Upon reading the Page One story of Jan. 20,
reporting the comments of Indiana State Department of Health
epidemiologist Bob Teclaw regarding the cancer situation in the state
of Indiana, my first thoughts were of my brother-in-law, Jim Nelson.
To recap, Teclaw predictably attributed the escalating incidents of cancer in this state to the usual canard we have heard from state and local health official for years: "We tend to smoke more than the rest of the nation. We don't eat well, and we don't exercise." To this simplistic explanation of the situation I offer one word: Balderdash!
My sister's husband is currently undergoing
intense chemotherapy for an inoperable tumor discovered several months
ago. The year before, he was operated on for colon cancer. We had hoped
that the surgery would have solved his ailments, but, sadly, we were
Pondering the story that discussed the creation
of a new Cancer Consortium to develop a statewide plan to prevent the
incidence of cancer in this state, I called Jim, and his reaction was
the same as mine. He urged me to write something about this -- so this
message is as much from him as it is from me.
You see, Jim has never smoked, never drank alcoholic beverages in excess and as a 20-year veteran of the Naval Reserve, has always tried to keep himself physically fit and eat a balanced diet. In grave sadness, our family continues to wonder what actually caused his cancer. We have no answers, and neither do the doctors.
To Teclaw and virtually anybody else who harbors
concern about the growing cancer epidemic in this state: We are sick
and tired of your simplistic, insulting explanations about the causes
of cancer afflicting our residents.
For years, environmentalists and concerned
citizens have been preaching to anyone who will listen that we here in
Indiana have some of the highest levels of industrial toxic chemical
releases into the atmosphere, second only to the state of Texas among
all 50 states (for the specifics, check out www.scorecard.org online).
The two largest Indiana culprits are General Electric (GE) Plastics in
Mount Vernon and the Flexible Foam Co. in Elkart. Both are among the
top 20 carcinogenic chemical point sources in the entire nation.
Indeed, with more than 10 million pounds of
chemical releases statewide, according to industry self-reported data,
these corporate polluters put out roughly 2 times that of all the
industrial facilities the entire state of California.
We continue to wonder what moral right these huge
corporate polluters have to continue to poison the air we breathe?
Indeed, GE spews into the air over 2 million pounds of carcinogenic
chemicals every year, roughly 18 miles upwind of the fourth-largest
population center in this state.
We are forced to ask, when will this company get
about the business of reducing these chemical emissions to zero?
No individual or small business would be allowed
to do these things. Neither should GE or any other manufacturer - no
matter how many value-added jobs it contributes to the local economy.
If public health officials such as Teclaw want to get to the bottom of why our cancer rates are so high, they should start by abandoning the well-worn explanations we have heard for years. They and their political bosses should also begin to acknowledge what all too many of us already know - this insidious industrial pollution is a serious threat to all of us.

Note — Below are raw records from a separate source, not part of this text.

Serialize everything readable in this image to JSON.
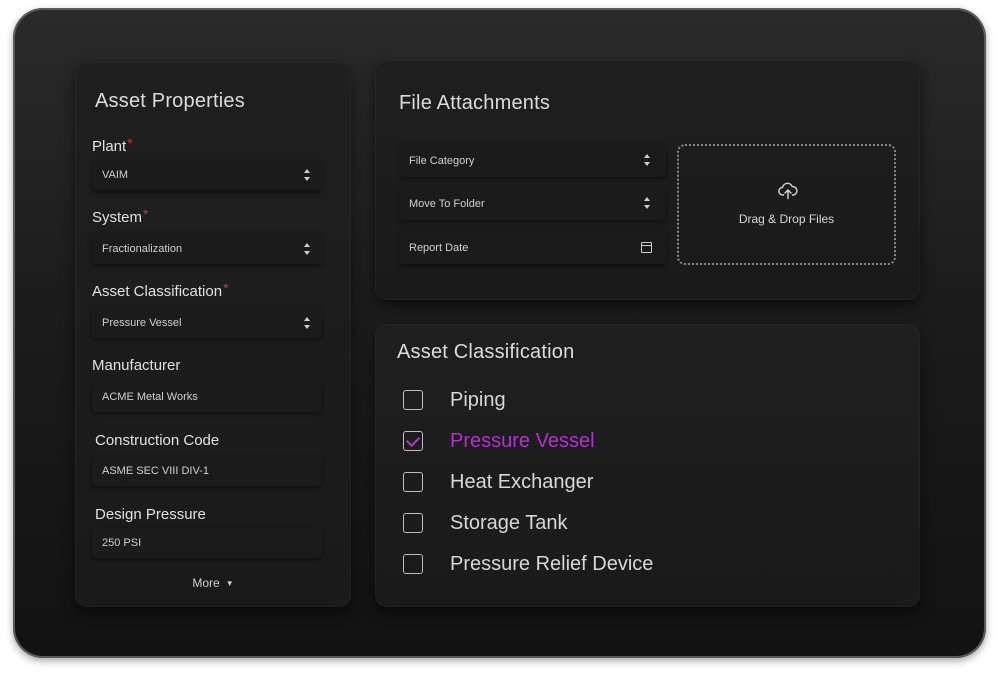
{
  "asset_properties": {
    "title": "Asset Properties",
    "fields": [
      {
        "label": "Plant",
        "required": true,
        "value": "VAIM",
        "type": "select"
      },
      {
        "label": "System",
        "required": true,
        "value": "Fractionalization",
        "type": "select"
      },
      {
        "label": "Asset Classification",
        "required": true,
        "value": "Pressure Vessel",
        "type": "select"
      },
      {
        "label": "Manufacturer",
        "required": false,
        "value": "ACME Metal Works",
        "type": "text"
      },
      {
        "label": "Construction Code",
        "required": false,
        "value": "ASME SEC VIII DIV-1",
        "type": "text"
      },
      {
        "label": "Design Pressure",
        "required": false,
        "value": "250 PSI",
        "type": "text"
      }
    ],
    "required_marker": "*",
    "more_label": "More"
  },
  "file_attachments": {
    "title": "File Attachments",
    "file_category_placeholder": "File Category",
    "move_to_folder_placeholder": "Move To Folder",
    "report_date_placeholder": "Report Date",
    "drop_label": "Drag & Drop Files"
  },
  "asset_classification": {
    "title": "Asset Classification",
    "options": [
      {
        "label": "Piping",
        "checked": false
      },
      {
        "label": "Pressure Vessel",
        "checked": true
      },
      {
        "label": "Heat Exchanger",
        "checked": false
      },
      {
        "label": "Storage Tank",
        "checked": false
      },
      {
        "label": "Pressure Relief Device",
        "checked": false
      }
    ]
  },
  "colors": {
    "accent": "#b62ed8",
    "required": "#d9322f",
    "panel": "#1c1c1c"
  },
  "icons": {
    "select": "chevron-up-down-icon",
    "date": "calendar-icon",
    "upload": "cloud-upload-icon",
    "more": "caret-down-icon",
    "check": "check-icon"
  }
}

In all honesty, they owe us all - including my
brother-in-law, Jim Nelson - an apology for their glib, simplistic
explanations. They, along with state environmental and elected
officials, also owe us an explanation for why they continue to ignore
this very real public health threat that continues unabated.
David Coker is
an Evansville free-lance writer.